What might secure working conditions in the gig economy look like?
Amelie has been at the forefront of the battle for better working conditions throughout her career. After four years at art school learning graphic design, secure work was hard to find. Graduating in 2021, there was a glut of people with her skills and a shortage of entry level positions. It wasn’t that her skills weren’t in demand, though; rather that many companies took advantage of the low rates offered by people just like Amelie on gig working platforms.
Over a year of working short, uninspiring, low-paid jobs, Amelie chatted with other freelancers and some of her old university friends. Through these conversations, she mapped how several major ad agencies working for some of the world’s largest corporates relied almost entirely on poorly paid freelancers, saving millions in the process. She contacted F-U, the Freelancers’ Union, and got the story published in the People’s Press, a national network of citizen-driven newspapers.
F-U had been set up in the early 2020s because established trade unions were still disconnected from the challenges raised by new working practices. The old unions’ arsenal of campaign tools couldn’t achieve much when freelancers had so little leverage over potential clients.
There had been lots of activity outside the trade unions, led by individuals working together and by grassroots campaigns. Worker-led petition sites had improved conditions for some employees. Gig workers had begun to work in teams, enabling them to bid for larger projects and demand better rates from clients while also drawing in the most skilled workers and creating junior positions for those early in their careers. Collective action was even delivering in areas where work could only be conducted by individuals, like taxi driving and personal care, through the growth of platform cooperatives using open-source software.
However, the platform behemoths’ business models strong. Many benefitted from the vocal minority of freelancers who truly enjoyed gig work for its flexibility - and who willingly talked about its perks on social media. The 2020s had seen huge steps forward for gig workers, but there was more to be done. In 2024, many of the grassroots activists from across Europe who’d previously been working beyond any trade unions came together to found F-U.
Amelie’s story with the People’s Press went viral, and the responses helped her understand the real challenge for freelancers in the gig economy: predictability of income. The feast and famine approach was playing havoc with family lives, the ability to rent or buy a home, and peoples’ mental health. Managing multiple jobs made this worse and, particularly for those on lower pay, it was impossible to build up a sufficient buffer for even the smallest unexpected costs.
In 2027, Amelie joined F-U to advocate for a solution. She realised F-U’s calls for a universal basic income were futile – there simply wasn’t the political will, or the money, to bring it about. Once she was an F-U member, she could use their online platform UnDodd to lobby, and drum up support for, a minimum income. She proposed a guaranteed minimum monthly salary for gig workers, so in “famine” months gig work income would be topped up by the state to ensure earnings reached this threshold level.

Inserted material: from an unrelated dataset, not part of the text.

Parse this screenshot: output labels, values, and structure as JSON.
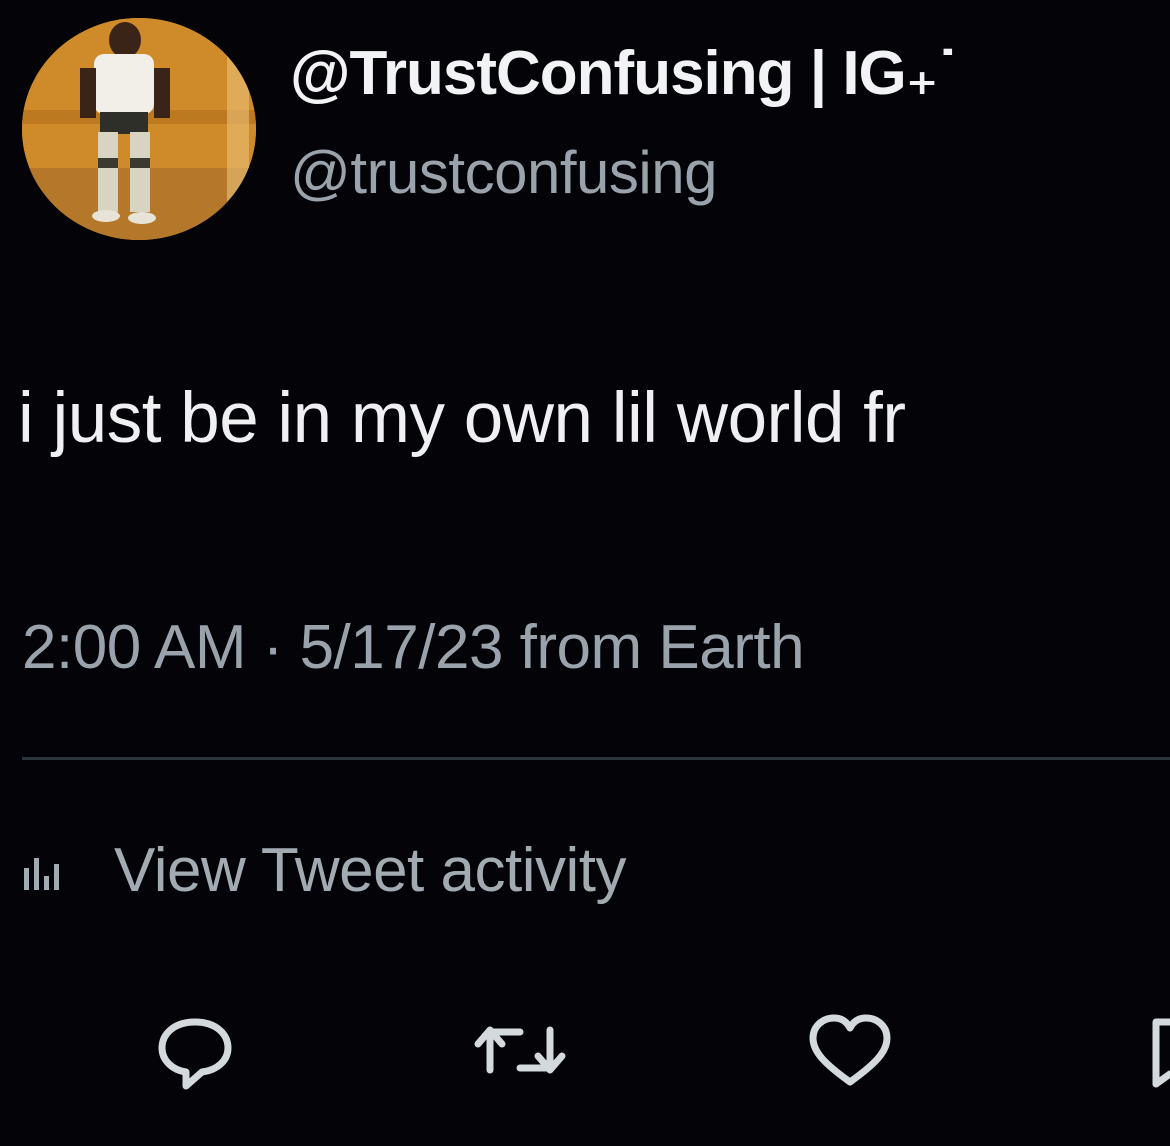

With thousands of supporters, F-U committed to supporting Amelie’s idea. Using the Qarar, the national citizens’ jury platform, they shaped a proposal for the Irregular Working Fund (IWF). The IWF was a ringfenced budget supported by a levy payable by gig economy employers, used to cover gig workers’ guaranteed income, sick leave and time away for anyone who wanted to retrain.
At the same time, F-U commissioned Citizens’ Agency to develop a platform, called Isikathi, which allowed gig workers to record and verify hours worked and income earned across different gig platforms. With 30 million members across Europe, F-U also used its clout to get gig platforms to sign up to principles of transferability and interoperability, meaning gig workers could carry their reputations, earnings and other data between platforms.
In the hot, dry summer of 2028, the government finally committed to the IWF as part of its new digital strategy. F-U’s platform, Isikathi, already had 25 million members in Europe and the top five gig platforms had all signed up to F-U’s principles.
The IWF was approved the same year by a citizens’ jury, and came into force in 2029, improving the lives of thousands of workers. In 2030, Amelie got her first full-time job in graphic design, earning more cash but losing some flexibility. The same month, despite having left the world of freelancers, Amelie was delighted to accept the honorary presidency of F-U in recognition of her work.